The central question is whether teachers will return to their schools and use their newfound skills and leadership to mobilize their colleagues. Some worry that networks can create resentment because they set some teachers apart from the pack.
To avoid that problem, some math collaboratives require that 60 percent or more of the teachers in a department join. Pete Anderson, who teaches applied mathematics at Troup County Comprehensive High School in LaGrange, Ga., says the Columbus collaborative has had a lasting effect because everyone in the math department has taken part in the network's staff-development projects.
"Sometimes, administrators aren't sure about all these crazy ideas teachers have," Anderson says with a laugh. "So it really helps to have a critical mass" that supports experimentation.
Even with the unwavering support of teachers in their communities, many networks have stumbled over the same problem: lack of funds. Networks—including some math collaborative sites—have had trouble sustaining themselves once foundation or other private support is gone. Indeed, some must seek more money from the very groups they sought freedom from, such as the district or state.
"I think one of the reasons things that teachers start don't last is because they don't understand how organizations work," adds Boles, the Brookline, Mass., teacher. "They often aren't financially savvy."
The Columbus network has avoided some of those difficulties, however, through creative fund-raising. The network charges schools a membership fee of 50 cents per student to cover its operating expenses. In addition, the network gets some state and federal funds, including, most years, two or three grants of $25,000 to $30,000 each from the Eisenhower program for professional development in math and science.
The network's homespun approach to professional development so intrigued state officials that they have helped clone it in Augusta and Valdosta.
Some networks have suffered an identity crisis as they discovered that they were focused on too slender a slice of the reform pie.

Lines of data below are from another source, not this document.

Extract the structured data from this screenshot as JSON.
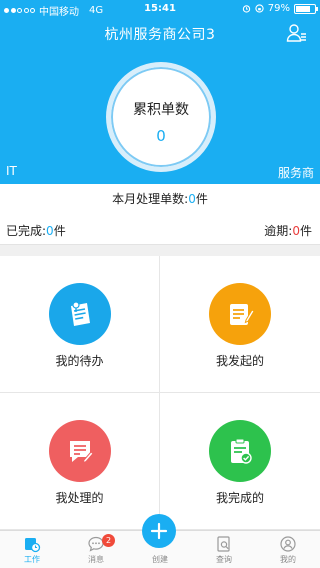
{
  "status_bar": {
    "carrier": "中国移动",
    "network": "4G",
    "time": "15:41",
    "battery": "79%",
    "battery_level": 0.79
  },
  "header": {
    "title": "杭州服务商公司3",
    "circle_label": "累积单数",
    "circle_value": "0",
    "left_tag": "IT",
    "right_tag": "服务商",
    "bg_color": "#1aaef2"
  },
  "summary": {
    "month_label": "本月处理单数:",
    "month_count": "0",
    "month_unit": "件",
    "done_label": "已完成:",
    "done_count": "0",
    "done_unit": "件",
    "overdue_label": "逾期:",
    "overdue_count": "0",
    "overdue_unit": "件"
  },
  "grid": [
    {
      "label": "我的待办",
      "icon": "clipboard-pin-icon",
      "color": "#1aa7ea"
    },
    {
      "label": "我发起的",
      "icon": "edit-list-icon",
      "color": "#f6a20c"
    },
    {
      "label": "我处理的",
      "icon": "chat-pencil-icon",
      "color": "#ef5f60"
    },
    {
      "label": "我完成的",
      "icon": "clipboard-check-icon",
      "color": "#2dc24d"
    }
  ],
  "tabs": [
    {
      "label": "工作",
      "icon": "work-icon"
    },
    {
      "label": "消息",
      "icon": "message-icon",
      "badge": "2"
    },
    {
      "label": "创建",
      "icon": "plus-icon"
    },
    {
      "label": "查询",
      "icon": "search-doc-icon"
    },
    {
      "label": "我的",
      "icon": "user-icon"
    }
  ]
}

Those groups are now at a critical juncture: Can they find their place in the web of national school-reform groups? Or will they fade away?
The CHART network is struggling with some of those questions now.
Dennis Lubeck, the director of the St. Louis-based International Education Consortium and a coordinator for the network, says the network is getting more aggressive about forging ties with "natural partners," such as state humanities councils and nationally known reform efforts like the Coalition of Essential Schools.
"I don't think people can carry it alone—there's too much to do," says Lubeck, whose network's "transition" talks are being funded by the Rockefeller Foundation. "You really have to be good bridge-builders."
Some policymakers agree that many networks will be more successful when they connect their efforts to major school-reform or restructuring efforts. But they also praise them for focusing their energies on specific, achievable goals. And they are more generous in interpreting the comings and goings of networks.
"If groups start and disband, we see it as failure. But we could see it as flexibility," argues Judith Warren-Little, a professor in the graduate school of education at the University of California at Berkeley.
Furthermore, teachers' relationships last even after the network no longer exists in name.
"It was said early on in networks' lives that they were fragile," says Lord of the Education Development Center. "And I protested. They're not fragile. They're really quite resilient. They change shape to accommodate the political shifts, as well as the contextual shifts, in teaching and learning."
Most networkers see themselves as a necessary part--but by no means the only part--of the landscape. Few claim that networks are the only way to go.
"They don't work in isolation: A network sustains what grows out of other professional-development experiences," Purks says. "I don't think there's anything wrong with 'expert to teacher,' as long as 'teacher to teacher' is still there."
Vol. 15, Issue 30, Pages s25,s27,s31-35